:: Data to process ::
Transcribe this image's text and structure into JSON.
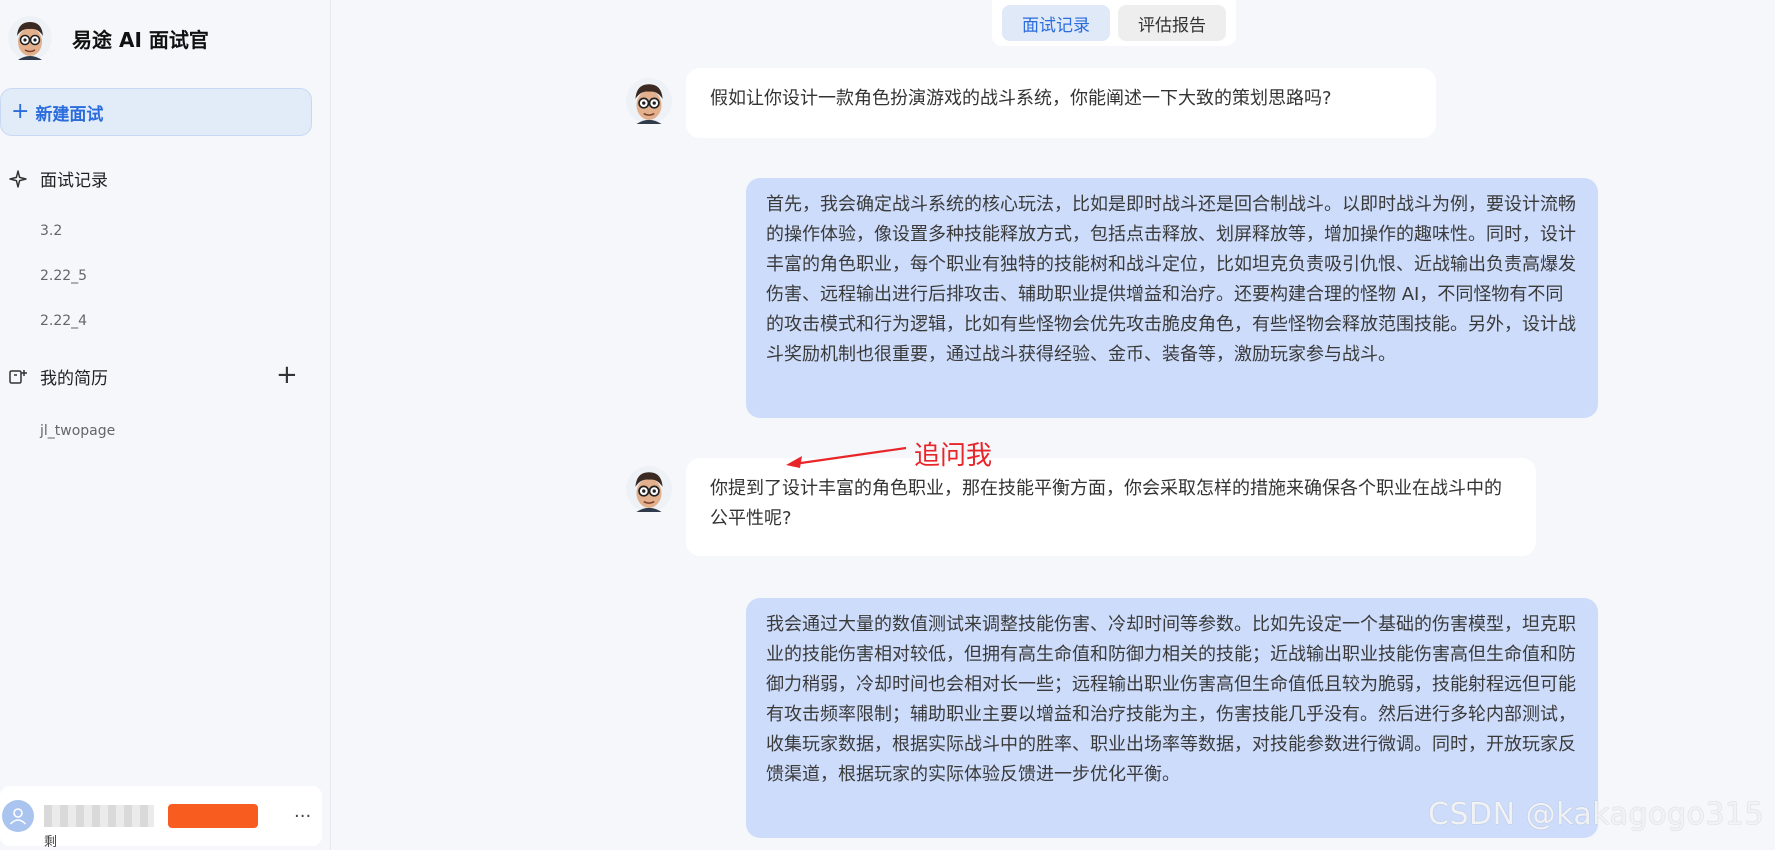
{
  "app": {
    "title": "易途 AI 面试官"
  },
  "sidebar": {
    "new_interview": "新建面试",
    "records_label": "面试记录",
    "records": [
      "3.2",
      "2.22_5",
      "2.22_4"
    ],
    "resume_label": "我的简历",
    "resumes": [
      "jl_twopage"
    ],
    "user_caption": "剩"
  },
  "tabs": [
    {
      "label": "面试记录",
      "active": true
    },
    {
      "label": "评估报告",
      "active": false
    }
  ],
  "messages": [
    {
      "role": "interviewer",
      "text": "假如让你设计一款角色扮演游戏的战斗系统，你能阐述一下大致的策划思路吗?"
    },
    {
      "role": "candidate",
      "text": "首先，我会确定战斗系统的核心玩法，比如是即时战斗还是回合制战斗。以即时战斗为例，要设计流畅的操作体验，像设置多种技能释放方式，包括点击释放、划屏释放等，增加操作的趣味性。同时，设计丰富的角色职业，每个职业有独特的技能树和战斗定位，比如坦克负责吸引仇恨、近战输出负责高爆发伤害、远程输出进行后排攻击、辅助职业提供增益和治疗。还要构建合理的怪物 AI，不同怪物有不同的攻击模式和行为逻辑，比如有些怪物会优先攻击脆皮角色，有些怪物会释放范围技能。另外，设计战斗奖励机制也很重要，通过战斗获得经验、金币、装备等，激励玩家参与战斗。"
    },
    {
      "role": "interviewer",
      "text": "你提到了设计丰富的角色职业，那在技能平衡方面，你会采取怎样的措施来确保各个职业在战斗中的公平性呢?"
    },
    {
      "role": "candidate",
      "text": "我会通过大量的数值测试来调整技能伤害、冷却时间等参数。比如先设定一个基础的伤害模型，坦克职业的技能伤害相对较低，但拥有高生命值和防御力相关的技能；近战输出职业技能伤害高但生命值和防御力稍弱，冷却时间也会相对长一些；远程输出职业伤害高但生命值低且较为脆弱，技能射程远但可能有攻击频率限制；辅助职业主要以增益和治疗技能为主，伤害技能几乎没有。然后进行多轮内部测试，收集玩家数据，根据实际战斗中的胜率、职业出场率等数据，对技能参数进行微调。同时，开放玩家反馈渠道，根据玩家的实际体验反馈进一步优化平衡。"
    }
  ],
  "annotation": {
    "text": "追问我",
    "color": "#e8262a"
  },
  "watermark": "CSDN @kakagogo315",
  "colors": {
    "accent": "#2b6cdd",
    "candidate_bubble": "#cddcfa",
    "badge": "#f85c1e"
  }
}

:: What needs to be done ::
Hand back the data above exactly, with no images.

:: Written solution ::
Transcribe this image's text and structure into JSON.
{
  "app": {
    "title": "易途 AI 面试官"
  },
  "sidebar": {
    "new_interview": "新建面试",
    "records_label": "面试记录",
    "records": [
      "3.2",
      "2.22_5",
      "2.22_4"
    ],
    "resume_label": "我的简历",
    "resumes": [
      "jl_twopage"
    ],
    "user_caption": "剩"
  },
  "tabs": [
    {
      "label": "面试记录",
      "active": true
    },
    {
      "label": "评估报告",
      "active": false
    }
  ],
  "messages": [
    {
      "role": "interviewer",
      "text": "假如让你设计一款角色扮演游戏的战斗系统，你能阐述一下大致的策划思路吗?"
    },
    {
      "role": "candidate",
      "text": "首先，我会确定战斗系统的核心玩法，比如是即时战斗还是回合制战斗。以即时战斗为例，要设计流畅的操作体验，像设置多种技能释放方式，包括点击释放、划屏释放等，增加操作的趣味性。同时，设计丰富的角色职业，每个职业有独特的技能树和战斗定位，比如坦克负责吸引仇恨、近战输出负责高爆发伤害、远程输出进行后排攻击、辅助职业提供增益和治疗。还要构建合理的怪物 AI，不同怪物有不同的攻击模式和行为逻辑，比如有些怪物会优先攻击脆皮角色，有些怪物会释放范围技能。另外，设计战斗奖励机制也很重要，通过战斗获得经验、金币、装备等，激励玩家参与战斗。"
    },
    {
      "role": "interviewer",
      "text": "你提到了设计丰富的角色职业，那在技能平衡方面，你会采取怎样的措施来确保各个职业在战斗中的公平性呢?"
    },
    {
      "role": "candidate",
      "text": "我会通过大量的数值测试来调整技能伤害、冷却时间等参数。比如先设定一个基础的伤害模型，坦克职业的技能伤害相对较低，但拥有高生命值和防御力相关的技能；近战输出职业技能伤害高但生命值和防御力稍弱，冷却时间也会相对长一些；远程输出职业伤害高但生命值低且较为脆弱，技能射程远但可能有攻击频率限制；辅助职业主要以增益和治疗技能为主，伤害技能几乎没有。然后进行多轮内部测试，收集玩家数据，根据实际战斗中的胜率、职业出场率等数据，对技能参数进行微调。同时，开放玩家反馈渠道，根据玩家的实际体验反馈进一步优化平衡。"
    }
  ],
  "annotation": {
    "text": "追问我",
    "color": "#e8262a"
  },
  "watermark": "CSDN @kakagogo315",
  "colors": {
    "accent": "#2b6cdd",
    "candidate_bubble": "#cddcfa",
    "badge": "#f85c1e"
  }
}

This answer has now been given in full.